The nature of corporate social responsibility covers legal that are required by the society, ethical that are expected by the society, economical that are required and philanthropic that are desired by the society from the company at a given time (Buchholtz 2008). Through backing of charitable undertakings within the local community, Primark supports the local community. The scope of projects ranges from those concerned with children, elderly, people with impairments and those concerned with healthcare. Other Primark's projects cover employment opportunities and provision of finances to non- working class.

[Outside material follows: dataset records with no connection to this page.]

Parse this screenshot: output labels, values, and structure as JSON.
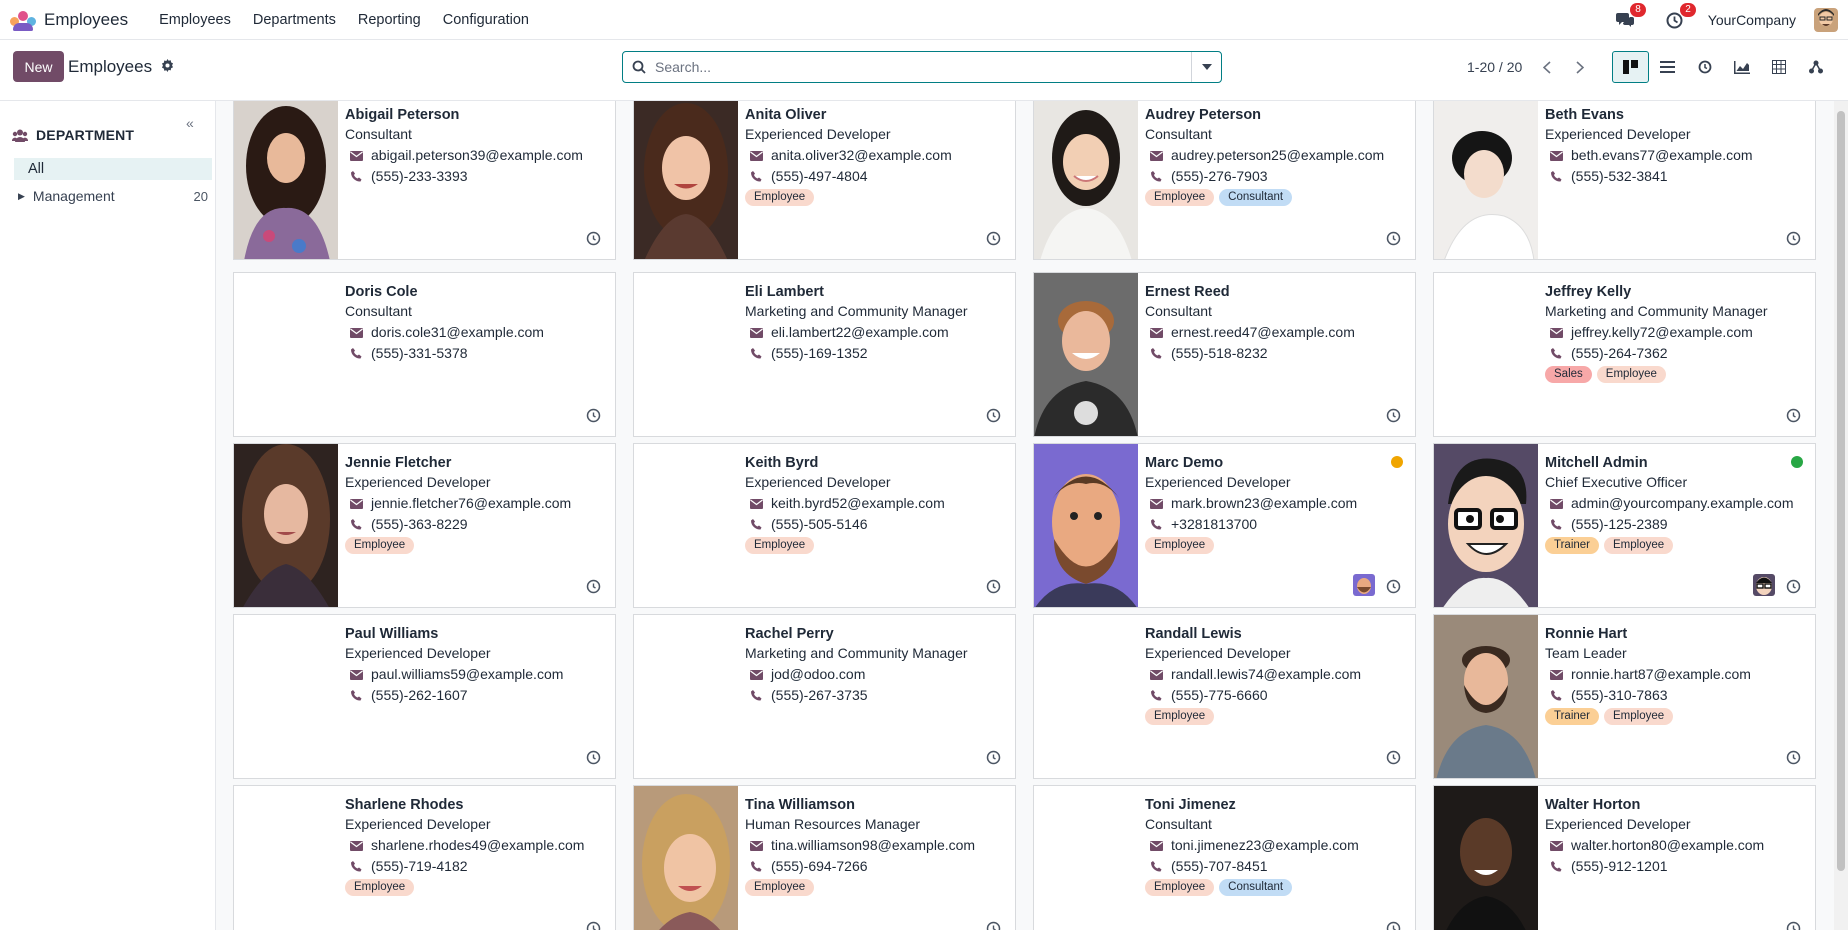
{
  "navbar": {
    "app_name": "Employees",
    "menu": [
      "Employees",
      "Departments",
      "Reporting",
      "Configuration"
    ],
    "messages_count": "8",
    "activities_count": "2",
    "company": "YourCompany"
  },
  "control": {
    "new_label": "New",
    "breadcrumb": "Employees",
    "search_placeholder": "Search...",
    "pager": "1-20 / 20",
    "views": [
      "kanban-view-icon",
      "list-view-icon",
      "activity-view-icon",
      "graph-view-icon",
      "pivot-view-icon",
      "hierarchy-view-icon"
    ]
  },
  "sidebar": {
    "header": "DEPARTMENT",
    "all_label": "All",
    "items": [
      {
        "label": "Management",
        "count": "20"
      }
    ]
  },
  "colors": {
    "accent": "#714b67",
    "teal": "#017e84",
    "employee_tag": "#f9d9cd",
    "consultant_tag": "#c1dcf5",
    "sales_tag": "#f7a8a8",
    "trainer_tag": "#fbcf95"
  },
  "employees": [
    {
      "name": "Abigail Peterson",
      "job": "Consultant",
      "email": "abigail.peterson39@example.com",
      "phone": "(555)-233-3393",
      "tags": [],
      "photo": "woman-curly-dark"
    },
    {
      "name": "Anita Oliver",
      "job": "Experienced Developer",
      "email": "anita.oliver32@example.com",
      "phone": "(555)-497-4804",
      "tags": [
        "Employee"
      ],
      "photo": "woman-brunette"
    },
    {
      "name": "Audrey Peterson",
      "job": "Consultant",
      "email": "audrey.peterson25@example.com",
      "phone": "(555)-276-7903",
      "tags": [
        "Employee",
        "Consultant"
      ],
      "photo": "woman-asian"
    },
    {
      "name": "Beth Evans",
      "job": "Experienced Developer",
      "email": "beth.evans77@example.com",
      "phone": "(555)-532-3841",
      "tags": [],
      "photo": "woman-short-hair"
    },
    {
      "name": "Doris Cole",
      "job": "Consultant",
      "email": "doris.cole31@example.com",
      "phone": "(555)-331-5378",
      "tags": [],
      "photo": ""
    },
    {
      "name": "Eli Lambert",
      "job": "Marketing and Community Manager",
      "email": "eli.lambert22@example.com",
      "phone": "(555)-169-1352",
      "tags": [],
      "photo": ""
    },
    {
      "name": "Ernest Reed",
      "job": "Consultant",
      "email": "ernest.reed47@example.com",
      "phone": "(555)-518-8232",
      "tags": [],
      "photo": "man-smiling"
    },
    {
      "name": "Jeffrey Kelly",
      "job": "Marketing and Community Manager",
      "email": "jeffrey.kelly72@example.com",
      "phone": "(555)-264-7362",
      "tags": [
        "Sales",
        "Employee"
      ],
      "photo": ""
    },
    {
      "name": "Jennie Fletcher",
      "job": "Experienced Developer",
      "email": "jennie.fletcher76@example.com",
      "phone": "(555)-363-8229",
      "tags": [
        "Employee"
      ],
      "photo": "woman-long-hair"
    },
    {
      "name": "Keith Byrd",
      "job": "Experienced Developer",
      "email": "keith.byrd52@example.com",
      "phone": "(555)-505-5146",
      "tags": [
        "Employee"
      ],
      "photo": ""
    },
    {
      "name": "Marc Demo",
      "job": "Experienced Developer",
      "email": "mark.brown23@example.com",
      "phone": "+3281813700",
      "tags": [
        "Employee"
      ],
      "photo": "cartoon-bearded",
      "presence": "away",
      "mini_avatar": true
    },
    {
      "name": "Mitchell Admin",
      "job": "Chief Executive Officer",
      "email": "admin@yourcompany.example.com",
      "phone": "(555)-125-2389",
      "tags": [
        "Trainer",
        "Employee"
      ],
      "photo": "cartoon-glasses",
      "presence": "online",
      "mini_avatar": true
    },
    {
      "name": "Paul Williams",
      "job": "Experienced Developer",
      "email": "paul.williams59@example.com",
      "phone": "(555)-262-1607",
      "tags": [],
      "photo": ""
    },
    {
      "name": "Rachel Perry",
      "job": "Marketing and Community Manager",
      "email": "jod@odoo.com",
      "phone": "(555)-267-3735",
      "tags": [],
      "photo": ""
    },
    {
      "name": "Randall Lewis",
      "job": "Experienced Developer",
      "email": "randall.lewis74@example.com",
      "phone": "(555)-775-6660",
      "tags": [
        "Employee"
      ],
      "photo": ""
    },
    {
      "name": "Ronnie Hart",
      "job": "Team Leader",
      "email": "ronnie.hart87@example.com",
      "phone": "(555)-310-7863",
      "tags": [
        "Trainer",
        "Employee"
      ],
      "photo": "man-beard"
    },
    {
      "name": "Sharlene Rhodes",
      "job": "Experienced Developer",
      "email": "sharlene.rhodes49@example.com",
      "phone": "(555)-719-4182",
      "tags": [
        "Employee"
      ],
      "photo": ""
    },
    {
      "name": "Tina Williamson",
      "job": "Human Resources Manager",
      "email": "tina.williamson98@example.com",
      "phone": "(555)-694-7266",
      "tags": [
        "Employee"
      ],
      "photo": "woman-blonde"
    },
    {
      "name": "Toni Jimenez",
      "job": "Consultant",
      "email": "toni.jimenez23@example.com",
      "phone": "(555)-707-8451",
      "tags": [
        "Employee",
        "Consultant"
      ],
      "photo": ""
    },
    {
      "name": "Walter Horton",
      "job": "Experienced Developer",
      "email": "walter.horton80@example.com",
      "phone": "(555)-912-1201",
      "tags": [],
      "photo": "man-dark"
    }
  ]
}
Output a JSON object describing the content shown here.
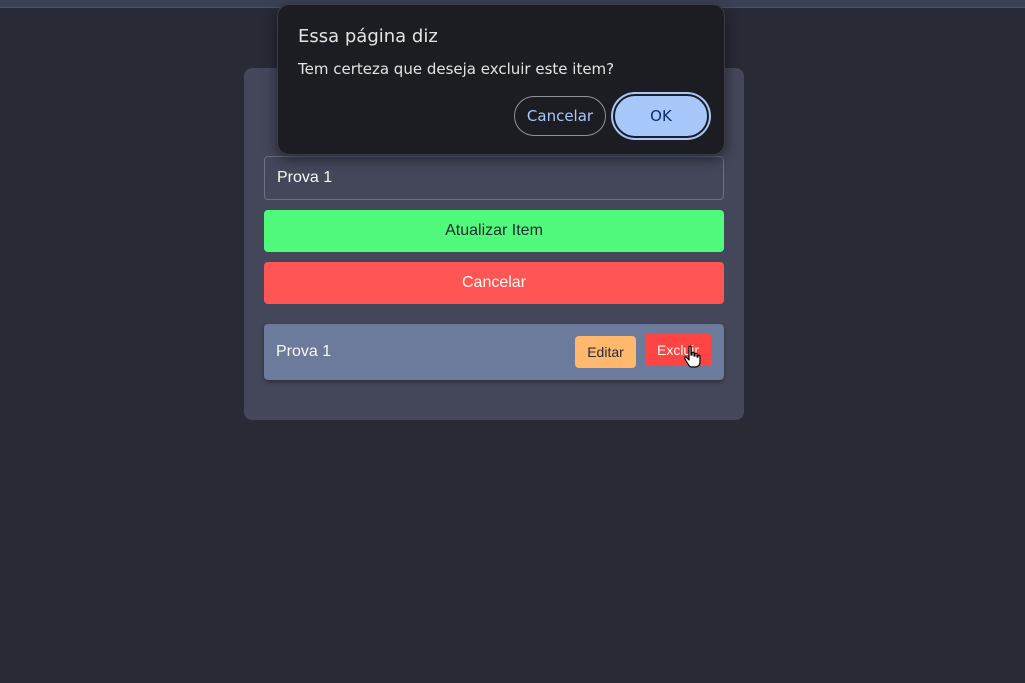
{
  "form": {
    "input_value": "Prova 1",
    "update_button": "Atualizar Item",
    "cancel_button": "Cancelar"
  },
  "list": {
    "items": [
      {
        "label": "Prova 1",
        "edit_label": "Editar",
        "delete_label": "Excluir"
      }
    ]
  },
  "dialog": {
    "title": "Essa página diz",
    "message": "Tem certeza que deseja excluir este item?",
    "cancel_label": "Cancelar",
    "ok_label": "OK"
  },
  "cursor": {
    "icon": "hand-pointer-icon"
  },
  "colors": {
    "background": "#282a36",
    "card": "#44475a",
    "update": "#50fa7b",
    "cancel": "#ff5555",
    "list_item": "#6c7a9c",
    "edit": "#ffb86c",
    "delete": "#ff4444",
    "dialog_bg": "#1b1d22",
    "dialog_accent": "#a8c7fa"
  }
}
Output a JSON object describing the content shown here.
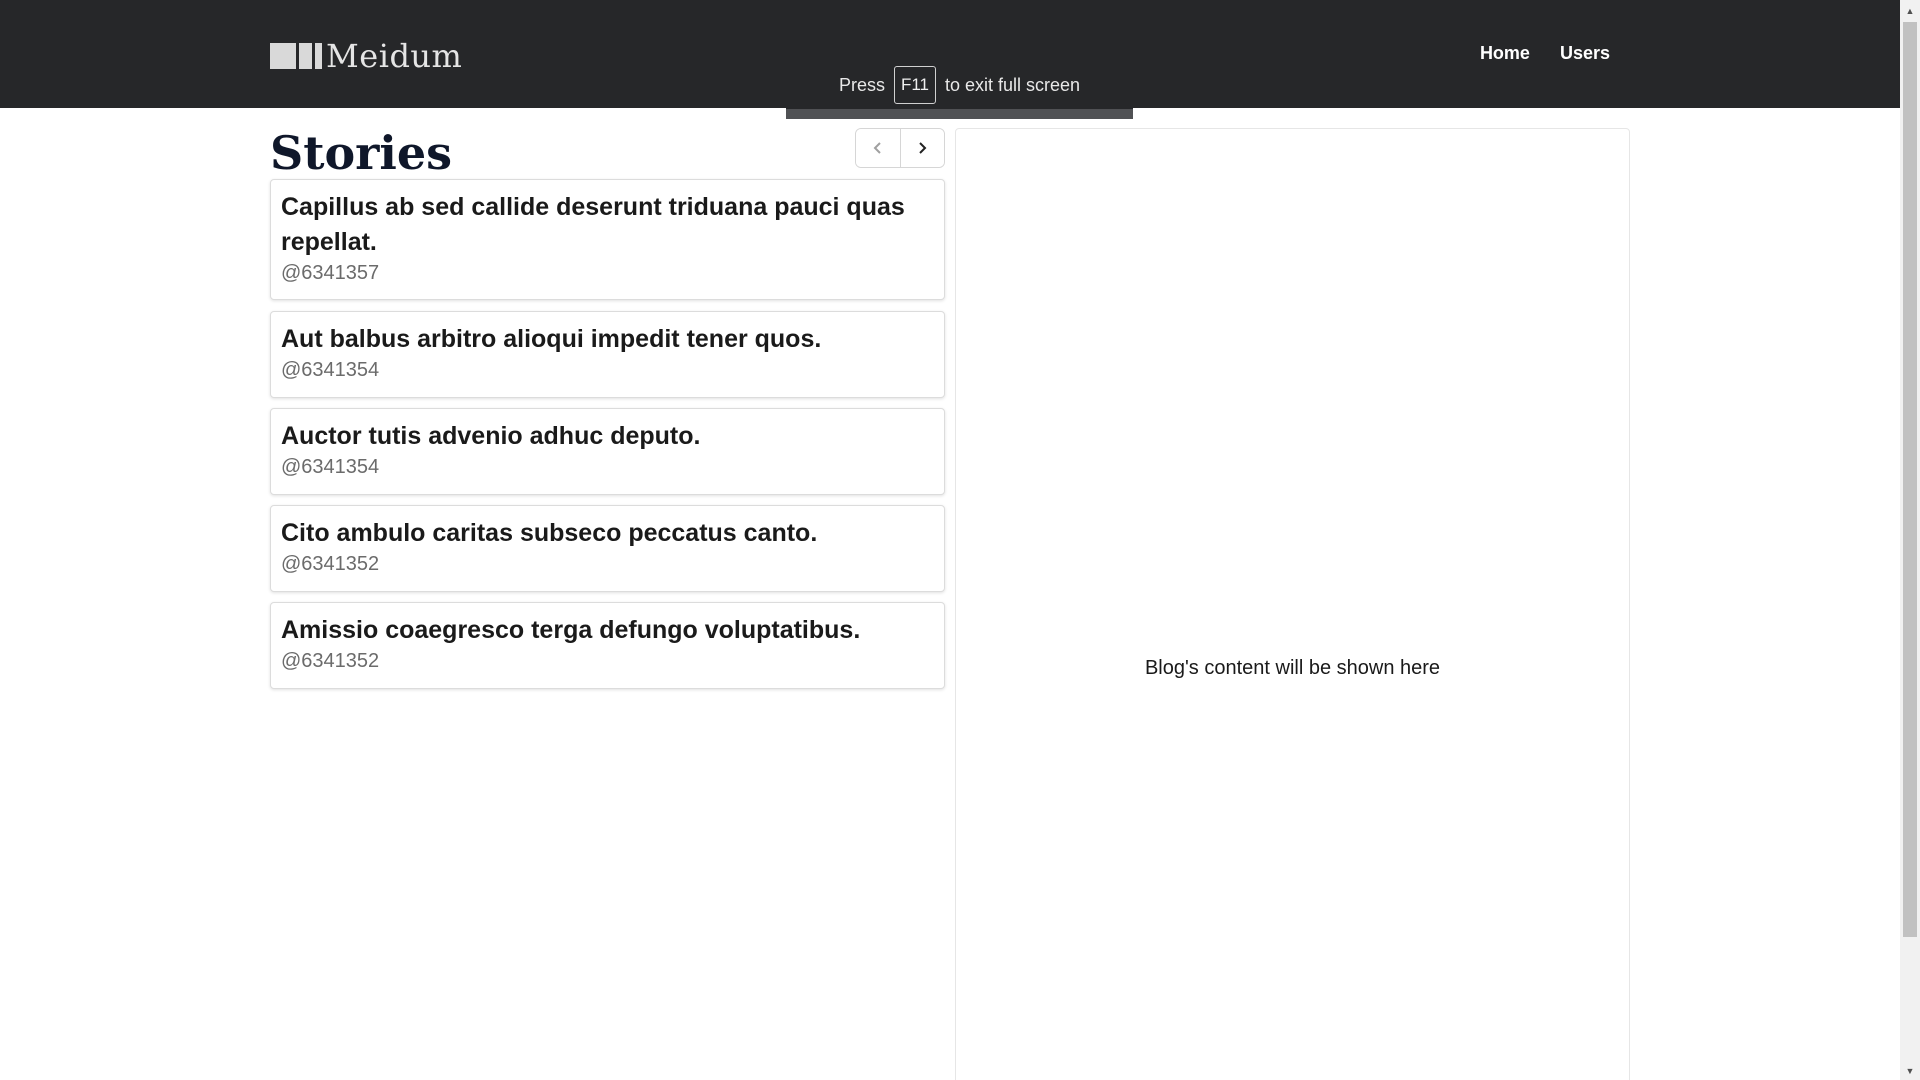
{
  "header": {
    "brand": "Meidum",
    "nav": [
      {
        "label": "Home"
      },
      {
        "label": "Users"
      }
    ]
  },
  "fullscreen_notice": {
    "before": "Press",
    "key": "F11",
    "after": "to exit full screen"
  },
  "stories": {
    "title": "Stories",
    "pager": {
      "prev_icon": "chevron-left-icon",
      "next_icon": "chevron-right-icon"
    },
    "items": [
      {
        "title": "Capillus ab sed callide deserunt triduana pauci quas repellat.",
        "author": "@6341357"
      },
      {
        "title": "Aut balbus arbitro alioqui impedit tener quos.",
        "author": "@6341354"
      },
      {
        "title": "Auctor tutis advenio adhuc deputo.",
        "author": "@6341354"
      },
      {
        "title": "Cito ambulo caritas subseco peccatus canto.",
        "author": "@6341352"
      },
      {
        "title": "Amissio coaegresco terga defungo voluptatibus.",
        "author": "@6341352"
      }
    ]
  },
  "content": {
    "placeholder": "Blog's content will be shown here"
  },
  "colors": {
    "navbar": "#262729",
    "title": "#0f172a",
    "muted": "#6b6b6b"
  }
}
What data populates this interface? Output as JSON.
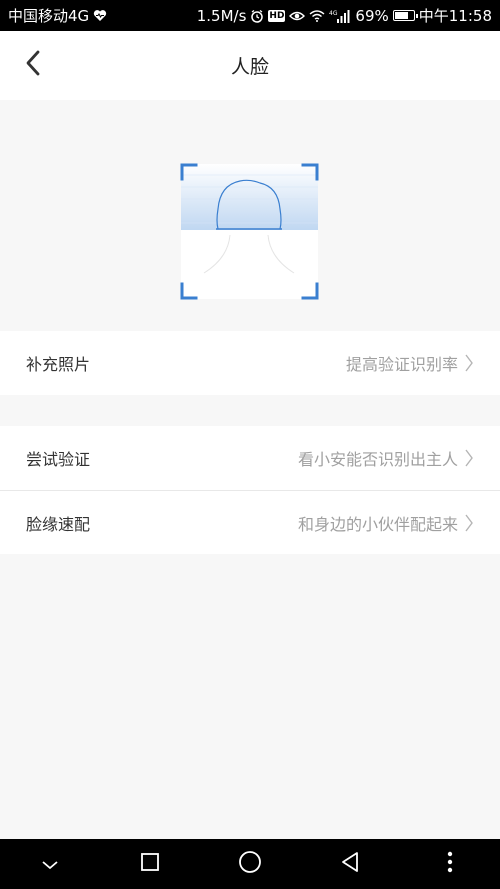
{
  "status_bar": {
    "carrier": "中国移动4G",
    "speed": "1.5M/s",
    "hd": "HD",
    "network": "4G",
    "battery": "69%",
    "battery_level": 0.69,
    "time": "中午11:58"
  },
  "header": {
    "title": "人脸"
  },
  "list_group_1": [
    {
      "label": "补充照片",
      "hint": "提高验证识别率"
    }
  ],
  "list_group_2": [
    {
      "label": "尝试验证",
      "hint": "看小安能否识别出主人"
    },
    {
      "label": "脸缘速配",
      "hint": "和身边的小伙伴配起来"
    }
  ],
  "colors": {
    "accent_blue": "#3a7fd0",
    "hint_gray": "#a0a0a0",
    "background": "#f7f7f7"
  },
  "icons": [
    "back-arrow-icon",
    "face-outline-icon",
    "chevron-right-icon",
    "nav-back-icon",
    "nav-home-icon",
    "nav-recents-icon",
    "nav-collapse-icon",
    "nav-menu-icon"
  ]
}
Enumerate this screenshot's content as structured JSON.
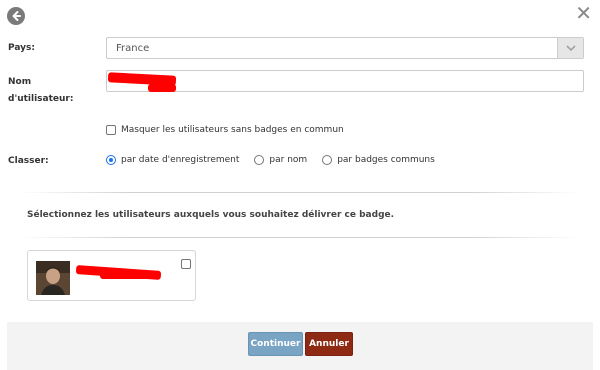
{
  "header": {
    "back_icon": "arrow-left-circle-icon",
    "close_symbol": "✕"
  },
  "form": {
    "country_label": "Pays:",
    "country_value": "France",
    "username_label_line1": "Nom",
    "username_label_line2": "d'utilisateur:",
    "username_value": "",
    "hide_users_label": "Masquer les utilisateurs sans badges en commun",
    "sort_label": "Classer:",
    "sort_options": [
      {
        "label": "par date d'enregistrement",
        "selected": true
      },
      {
        "label": "par nom",
        "selected": false
      },
      {
        "label": "par badges communs",
        "selected": false
      }
    ]
  },
  "instruction": "Sélectionnez les utilisateurs auxquels vous souhaitez délivrer ce badge.",
  "users": [
    {
      "name": "",
      "checked": false
    }
  ],
  "footer": {
    "continue_label": "Continuer",
    "cancel_label": "Annuler"
  },
  "colors": {
    "continue_button": "#7aa4c4",
    "cancel_button": "#8e2a14",
    "redaction": "#ff0000"
  }
}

Primark accepts its responsibility to carry out business ethically as a global business organization. This is achieved by closer monitoring of the employees to ensure their values are up to the standards of the company. As a global organization that operates across three continents, Primark has given back to the society by providing employment to over 0.7 million people.
In a business ethics lecture Matten (2000) highlights that corporate accountability refers to the ability of the company to take responsibility of consequences resulting from its actions. Primark is environmental conscious. Packaging is designed to ensure minimal amounts are deposited to the landfills. It also takes part in a scheme that encourages abidance with the obligations of waste management regulations both in United Kingdom and Ireland. Primark is also adopting the biodegradable paper bags and replacing plastic carrier bags that are detrimental to the environment.
European commission on CSR concluded that CSR was equally important to all European countries. The commission believes it is the best representation of the social model that will contribute to job creation and employability (Brussels 2006) Primark takes part in waste management schemes both in United Kingdom and Northern Ireland. The company also complies with waste management and packaging obligations, one of the recommendations of the European commission on CSR.
Sustainable and continuous growth in business and availability of good employment opportunities are the two tasks that challenge the European Union. The commission of European communities suggests that the two challenges must be addressed first due to global competition. The basic pillars that the commission suggest in order to protect and safeguard the European society model are provision of high quality of life, equal opportunities, social inclusion and a healthy environment. To implement this, the commission called for a renewing of the Lisbon agenda by advocating for jobs formation and growth partnership (Brussels 2006).
According to the report presented by the European Union commission, the revised Lisbon approach encourages growth in a way that supports development which is an ultimate goal for European Union. The key areas identified as ways of delivering the development strategies are job creation and innovation (Brussels 2006).
In conclusion there is no universal definition of corporate social responsibility. As far as Primark is concerned, CSR entails transparent business practices that are based on ethical values. Compliance with legal requirement, proper treatment of people and safeguarding the environment are the major ways that Primark exercises its corporate social responsibility.